#### [WORK REQUIRED]
Exact repetition is required: reproduce every line of the data.

(Element data from apps and pages)
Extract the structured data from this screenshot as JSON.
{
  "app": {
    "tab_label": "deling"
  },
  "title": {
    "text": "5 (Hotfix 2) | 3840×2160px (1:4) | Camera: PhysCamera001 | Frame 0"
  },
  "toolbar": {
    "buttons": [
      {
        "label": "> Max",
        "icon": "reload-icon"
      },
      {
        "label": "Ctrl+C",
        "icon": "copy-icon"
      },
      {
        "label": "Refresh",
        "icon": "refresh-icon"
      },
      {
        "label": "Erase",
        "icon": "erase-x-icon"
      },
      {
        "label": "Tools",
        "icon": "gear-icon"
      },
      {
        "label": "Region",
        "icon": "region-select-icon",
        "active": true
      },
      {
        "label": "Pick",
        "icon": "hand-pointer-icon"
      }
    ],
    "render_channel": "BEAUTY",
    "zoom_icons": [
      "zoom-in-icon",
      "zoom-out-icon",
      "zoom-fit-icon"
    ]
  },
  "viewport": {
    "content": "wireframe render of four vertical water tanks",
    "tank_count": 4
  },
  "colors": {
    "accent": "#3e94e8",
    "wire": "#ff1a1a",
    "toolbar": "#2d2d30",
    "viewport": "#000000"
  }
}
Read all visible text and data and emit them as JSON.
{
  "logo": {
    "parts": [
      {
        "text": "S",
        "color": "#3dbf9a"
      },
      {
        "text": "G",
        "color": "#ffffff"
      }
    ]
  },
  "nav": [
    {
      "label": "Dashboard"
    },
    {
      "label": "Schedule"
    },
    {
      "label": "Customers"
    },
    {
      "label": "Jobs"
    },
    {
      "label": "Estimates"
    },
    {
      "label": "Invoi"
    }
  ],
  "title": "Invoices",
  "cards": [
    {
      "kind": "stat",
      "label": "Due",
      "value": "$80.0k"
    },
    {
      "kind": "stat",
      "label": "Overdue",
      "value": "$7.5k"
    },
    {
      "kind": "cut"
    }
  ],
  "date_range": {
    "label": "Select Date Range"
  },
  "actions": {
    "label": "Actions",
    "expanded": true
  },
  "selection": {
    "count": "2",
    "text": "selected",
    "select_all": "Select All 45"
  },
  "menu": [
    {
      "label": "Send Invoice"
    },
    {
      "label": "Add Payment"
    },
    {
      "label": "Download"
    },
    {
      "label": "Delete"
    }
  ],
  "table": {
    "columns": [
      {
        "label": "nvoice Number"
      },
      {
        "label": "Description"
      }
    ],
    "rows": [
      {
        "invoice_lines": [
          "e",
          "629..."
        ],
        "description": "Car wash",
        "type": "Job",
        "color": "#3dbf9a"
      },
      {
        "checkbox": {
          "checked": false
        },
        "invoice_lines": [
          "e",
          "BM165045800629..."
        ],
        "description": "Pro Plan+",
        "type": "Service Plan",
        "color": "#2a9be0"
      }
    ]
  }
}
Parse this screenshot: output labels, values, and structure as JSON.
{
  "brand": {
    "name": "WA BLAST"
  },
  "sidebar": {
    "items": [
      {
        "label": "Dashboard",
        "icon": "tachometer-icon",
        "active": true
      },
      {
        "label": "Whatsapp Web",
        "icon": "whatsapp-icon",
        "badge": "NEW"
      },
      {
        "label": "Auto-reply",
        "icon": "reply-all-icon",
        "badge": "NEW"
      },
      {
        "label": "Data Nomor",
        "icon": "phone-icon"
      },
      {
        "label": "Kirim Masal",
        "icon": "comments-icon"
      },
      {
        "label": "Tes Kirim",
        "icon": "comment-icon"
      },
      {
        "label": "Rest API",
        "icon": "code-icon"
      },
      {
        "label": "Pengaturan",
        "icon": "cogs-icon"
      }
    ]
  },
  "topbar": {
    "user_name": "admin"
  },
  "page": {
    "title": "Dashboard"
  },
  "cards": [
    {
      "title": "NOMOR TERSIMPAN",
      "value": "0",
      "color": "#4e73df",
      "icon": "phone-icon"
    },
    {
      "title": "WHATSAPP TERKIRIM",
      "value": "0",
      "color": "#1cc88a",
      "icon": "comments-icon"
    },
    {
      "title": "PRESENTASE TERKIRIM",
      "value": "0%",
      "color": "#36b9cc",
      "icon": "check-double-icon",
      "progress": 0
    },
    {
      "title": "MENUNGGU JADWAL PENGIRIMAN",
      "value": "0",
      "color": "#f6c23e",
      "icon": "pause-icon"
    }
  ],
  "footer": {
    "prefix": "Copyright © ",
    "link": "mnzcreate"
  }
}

#### [COMPLETED TASK]
Extract the structured data from this screenshot as JSON.
{
  "app": {
    "tab_label": "deling"
  },
  "title": {
    "text": "5 (Hotfix 2) | 3840×2160px (1:4) | Camera: PhysCamera001 | Frame 0"
  },
  "toolbar": {
    "buttons": [
      {
        "label": "> Max",
        "icon": "reload-icon"
      },
      {
        "label": "Ctrl+C",
        "icon": "copy-icon"
      },
      {
        "label": "Refresh",
        "icon": "refresh-icon"
      },
      {
        "label": "Erase",
        "icon": "erase-x-icon"
      },
      {
        "label": "Tools",
        "icon": "gear-icon"
      },
      {
        "label": "Region",
        "icon": "region-select-icon",
        "active": true
      },
      {
        "label": "Pick",
        "icon": "hand-pointer-icon"
      }
    ],
    "render_channel": "BEAUTY",
    "zoom_icons": [
      "zoom-in-icon",
      "zoom-out-icon",
      "zoom-fit-icon"
    ]
  },
  "viewport": {
    "content": "wireframe render of four vertical water tanks",
    "tank_count": 4
  },
  "colors": {
    "accent": "#3e94e8",
    "wire": "#ff1a1a",
    "toolbar": "#2d2d30",
    "viewport": "#000000"
  }
}
Read all visible text and data and emit them as JSON.
{
  "logo": {
    "parts": [
      {
        "text": "S",
        "color": "#3dbf9a"
      },
      {
        "text": "G",
        "color": "#ffffff"
      }
    ]
  },
  "nav": [
    {
      "label": "Dashboard"
    },
    {
      "label": "Schedule"
    },
    {
      "label": "Customers"
    },
    {
      "label": "Jobs"
    },
    {
      "label": "Estimates"
    },
    {
      "label": "Invoi"
    }
  ],
  "title": "Invoices",
  "cards": [
    {
      "kind": "stat",
      "label": "Due",
      "value": "$80.0k"
    },
    {
      "kind": "stat",
      "label": "Overdue",
      "value": "$7.5k"
    },
    {
      "kind": "cut"
    }
  ],
  "date_range": {
    "label": "Select Date Range"
  },
  "actions": {
    "label": "Actions",
    "expanded": true
  },
  "selection": {
    "count": "2",
    "text": "selected",
    "select_all": "Select All 45"
  },
  "menu": [
    {
      "label": "Send Invoice"
    },
    {
      "label": "Add Payment"
    },
    {
      "label": "Download"
    },
    {
      "label": "Delete"
    }
  ],
  "table": {
    "columns": [
      {
        "label": "nvoice Number"
      },
      {
        "label": "Description"
      }
    ],
    "rows": [
      {
        "invoice_lines": [
          "e",
          "629..."
        ],
        "description": "Car wash",
        "type": "Job",
        "color": "#3dbf9a"
      },
      {
        "checkbox": {
          "checked": false
        },
        "invoice_lines": [
          "e",
          "BM165045800629..."
        ],
        "description": "Pro Plan+",
        "type": "Service Plan",
        "color": "#2a9be0"
      }
    ]
  }
}
Parse this screenshot: output labels, values, and structure as JSON.
{
  "brand": {
    "name": "WA BLAST"
  },
  "sidebar": {
    "items": [
      {
        "label": "Dashboard",
        "icon": "tachometer-icon",
        "active": true
      },
      {
        "label": "Whatsapp Web",
        "icon": "whatsapp-icon",
        "badge": "NEW"
      },
      {
        "label": "Auto-reply",
        "icon": "reply-all-icon",
        "badge": "NEW"
      },
      {
        "label": "Data Nomor",
        "icon": "phone-icon"
      },
      {
        "label": "Kirim Masal",
        "icon": "comments-icon"
      },
      {
        "label": "Tes Kirim",
        "icon": "comment-icon"
      },
      {
        "label": "Rest API",
        "icon": "code-icon"
      },
      {
        "label": "Pengaturan",
        "icon": "cogs-icon"
      }
    ]
  },
  "topbar": {
    "user_name": "admin"
  },
  "page": {
    "title": "Dashboard"
  },
  "cards": [
    {
      "title": "NOMOR TERSIMPAN",
      "value": "0",
      "color": "#4e73df",
      "icon": "phone-icon"
    },
    {
      "title": "WHATSAPP TERKIRIM",
      "value": "0",
      "color": "#1cc88a",
      "icon": "comments-icon"
    },
    {
      "title": "PRESENTASE TERKIRIM",
      "value": "0%",
      "color": "#36b9cc",
      "icon": "check-double-icon",
      "progress": 0
    },
    {
      "title": "MENUNGGU JADWAL PENGIRIMAN",
      "value": "0",
      "color": "#f6c23e",
      "icon": "pause-icon"
    }
  ],
  "footer": {
    "prefix": "Copyright © ",
    "link": "mnzcreate"
  }
}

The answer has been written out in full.